In her opinion article in this week’s Agenda, Franklin calls her fellow directors to action. “We, as directors, should simply step up to the new environment. Directors must demonstrate that we can make corporate governance more effective to serve the company and other stakeholders. I truly believe that more effective governance and more vigilance on our part can contribute significantly to a company’s better financial and ethical performance.”
She goes on to describe the two broad areas: one in directors rededicating themselves to understanding the companies they serve while renewing their own commitment to “integrity, good judgment, excellence and the courage to hold ourselves and company management to the highest standards.”
Second, she advises directors to reevaluate how well board members work together as a group and whether the group works constructively with the CEO. And, if something needs fixing, “fix it.”
The world has changed and boards need to step up, not complain about government involvement or the fact that shareholders have achieved power that boards must recognize and accommodate to make private enterprise better.
“We as directors have a responsibility to roll up our sleeves, do our jobs better and prove that private sector solutions remain the best way for American business to operate.”
She urges directors to accept the NACD’s principles for strengthening governance.
You will find that the 10th principle is shareholder communication, “Governance structures and practices should dbe designed to encourage communication with shareholders.”

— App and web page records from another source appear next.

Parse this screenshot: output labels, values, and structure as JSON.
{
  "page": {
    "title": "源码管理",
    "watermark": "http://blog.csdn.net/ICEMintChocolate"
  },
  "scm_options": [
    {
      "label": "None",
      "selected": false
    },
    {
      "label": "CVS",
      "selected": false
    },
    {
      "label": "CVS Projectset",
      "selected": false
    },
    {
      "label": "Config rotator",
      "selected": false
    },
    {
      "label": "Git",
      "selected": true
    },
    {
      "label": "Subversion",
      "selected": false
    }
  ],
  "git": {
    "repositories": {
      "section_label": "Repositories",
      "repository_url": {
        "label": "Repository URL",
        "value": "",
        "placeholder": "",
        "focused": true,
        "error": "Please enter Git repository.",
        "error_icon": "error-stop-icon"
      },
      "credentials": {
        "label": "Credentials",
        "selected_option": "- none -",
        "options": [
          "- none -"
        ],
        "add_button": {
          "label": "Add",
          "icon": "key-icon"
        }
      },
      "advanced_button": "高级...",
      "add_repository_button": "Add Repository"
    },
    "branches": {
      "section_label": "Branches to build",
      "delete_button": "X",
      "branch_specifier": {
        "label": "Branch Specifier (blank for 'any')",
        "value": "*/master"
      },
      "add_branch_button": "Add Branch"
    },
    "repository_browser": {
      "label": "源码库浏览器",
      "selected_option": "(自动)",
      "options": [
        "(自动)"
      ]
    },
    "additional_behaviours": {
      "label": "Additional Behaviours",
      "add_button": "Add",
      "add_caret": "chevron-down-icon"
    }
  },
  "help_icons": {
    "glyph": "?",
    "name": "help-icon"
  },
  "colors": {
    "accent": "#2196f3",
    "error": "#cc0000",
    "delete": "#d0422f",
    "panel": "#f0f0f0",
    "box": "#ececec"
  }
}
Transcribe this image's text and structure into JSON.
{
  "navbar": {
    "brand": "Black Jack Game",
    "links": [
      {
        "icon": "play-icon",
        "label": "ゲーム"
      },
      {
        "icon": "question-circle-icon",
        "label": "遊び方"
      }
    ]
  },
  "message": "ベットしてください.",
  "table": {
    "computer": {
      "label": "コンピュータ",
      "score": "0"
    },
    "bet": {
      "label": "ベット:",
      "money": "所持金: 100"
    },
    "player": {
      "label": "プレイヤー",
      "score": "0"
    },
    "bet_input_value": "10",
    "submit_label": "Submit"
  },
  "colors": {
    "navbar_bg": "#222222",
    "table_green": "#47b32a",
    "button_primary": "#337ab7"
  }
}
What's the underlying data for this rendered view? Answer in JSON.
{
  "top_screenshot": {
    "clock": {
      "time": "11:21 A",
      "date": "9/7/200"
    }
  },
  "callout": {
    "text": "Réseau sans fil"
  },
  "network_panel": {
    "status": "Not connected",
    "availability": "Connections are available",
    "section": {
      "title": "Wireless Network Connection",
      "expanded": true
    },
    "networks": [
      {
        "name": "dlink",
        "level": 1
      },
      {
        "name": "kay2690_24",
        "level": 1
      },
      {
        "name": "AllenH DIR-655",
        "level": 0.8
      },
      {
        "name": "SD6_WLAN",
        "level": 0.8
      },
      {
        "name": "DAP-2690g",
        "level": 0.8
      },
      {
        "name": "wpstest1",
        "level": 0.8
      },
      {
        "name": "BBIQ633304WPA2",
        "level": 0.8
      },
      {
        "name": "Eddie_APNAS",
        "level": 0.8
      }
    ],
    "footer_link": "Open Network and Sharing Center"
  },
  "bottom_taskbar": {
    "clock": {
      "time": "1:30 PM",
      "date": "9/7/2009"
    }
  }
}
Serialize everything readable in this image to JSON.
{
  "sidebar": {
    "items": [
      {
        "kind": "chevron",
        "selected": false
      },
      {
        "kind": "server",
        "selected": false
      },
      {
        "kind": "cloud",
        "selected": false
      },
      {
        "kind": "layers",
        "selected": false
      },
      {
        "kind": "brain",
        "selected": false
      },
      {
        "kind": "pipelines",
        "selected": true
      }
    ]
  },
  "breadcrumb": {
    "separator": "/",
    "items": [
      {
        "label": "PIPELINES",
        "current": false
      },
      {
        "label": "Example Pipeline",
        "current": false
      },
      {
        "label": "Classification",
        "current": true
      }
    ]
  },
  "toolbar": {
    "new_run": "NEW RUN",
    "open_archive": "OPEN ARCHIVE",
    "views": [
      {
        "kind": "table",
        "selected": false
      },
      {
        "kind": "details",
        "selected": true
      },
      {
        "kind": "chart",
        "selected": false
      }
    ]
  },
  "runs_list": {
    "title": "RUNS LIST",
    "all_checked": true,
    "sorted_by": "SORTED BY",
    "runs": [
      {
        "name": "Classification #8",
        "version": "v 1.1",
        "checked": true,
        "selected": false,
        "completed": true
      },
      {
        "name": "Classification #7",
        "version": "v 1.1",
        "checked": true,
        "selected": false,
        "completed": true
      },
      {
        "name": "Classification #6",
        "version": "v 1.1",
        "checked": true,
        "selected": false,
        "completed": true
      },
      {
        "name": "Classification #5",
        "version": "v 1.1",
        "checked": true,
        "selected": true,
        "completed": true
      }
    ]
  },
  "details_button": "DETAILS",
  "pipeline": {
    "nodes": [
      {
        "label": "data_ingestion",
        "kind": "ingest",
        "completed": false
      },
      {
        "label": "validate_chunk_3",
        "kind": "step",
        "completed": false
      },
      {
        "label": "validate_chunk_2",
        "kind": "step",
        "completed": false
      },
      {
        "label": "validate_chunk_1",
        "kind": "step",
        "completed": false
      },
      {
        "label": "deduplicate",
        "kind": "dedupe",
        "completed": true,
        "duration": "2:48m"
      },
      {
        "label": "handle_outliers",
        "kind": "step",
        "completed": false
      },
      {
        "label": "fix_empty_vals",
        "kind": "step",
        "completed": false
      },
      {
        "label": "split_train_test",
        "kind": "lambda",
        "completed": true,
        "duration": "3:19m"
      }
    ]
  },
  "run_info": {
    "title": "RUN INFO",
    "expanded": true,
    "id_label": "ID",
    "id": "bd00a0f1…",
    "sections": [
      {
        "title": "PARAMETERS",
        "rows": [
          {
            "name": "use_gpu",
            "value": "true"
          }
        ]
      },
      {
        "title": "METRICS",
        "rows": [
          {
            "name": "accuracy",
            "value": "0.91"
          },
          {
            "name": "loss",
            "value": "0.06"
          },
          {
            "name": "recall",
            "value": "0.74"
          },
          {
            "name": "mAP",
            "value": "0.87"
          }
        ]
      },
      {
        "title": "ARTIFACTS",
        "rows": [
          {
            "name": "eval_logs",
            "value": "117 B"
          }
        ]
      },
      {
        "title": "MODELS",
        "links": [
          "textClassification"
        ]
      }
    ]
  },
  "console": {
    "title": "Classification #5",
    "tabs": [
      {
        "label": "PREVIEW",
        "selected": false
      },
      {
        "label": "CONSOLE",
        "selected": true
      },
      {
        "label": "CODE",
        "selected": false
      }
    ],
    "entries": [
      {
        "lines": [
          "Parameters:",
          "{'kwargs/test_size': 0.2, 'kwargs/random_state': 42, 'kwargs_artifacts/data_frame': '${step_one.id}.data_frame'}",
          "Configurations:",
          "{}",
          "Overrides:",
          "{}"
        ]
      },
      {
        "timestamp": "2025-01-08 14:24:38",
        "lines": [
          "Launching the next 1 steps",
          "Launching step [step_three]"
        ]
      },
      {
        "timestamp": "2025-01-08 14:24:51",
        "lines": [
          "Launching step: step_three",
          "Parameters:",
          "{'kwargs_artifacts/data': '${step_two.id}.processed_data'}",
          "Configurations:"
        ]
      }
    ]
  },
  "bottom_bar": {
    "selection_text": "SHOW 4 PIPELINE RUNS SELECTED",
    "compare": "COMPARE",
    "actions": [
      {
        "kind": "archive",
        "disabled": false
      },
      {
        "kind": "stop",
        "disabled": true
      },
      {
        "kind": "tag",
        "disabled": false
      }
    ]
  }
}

As Franklin says, it’s time for directors to make the changes necessary to bring value to the companies they oversee and the shareholders they represent.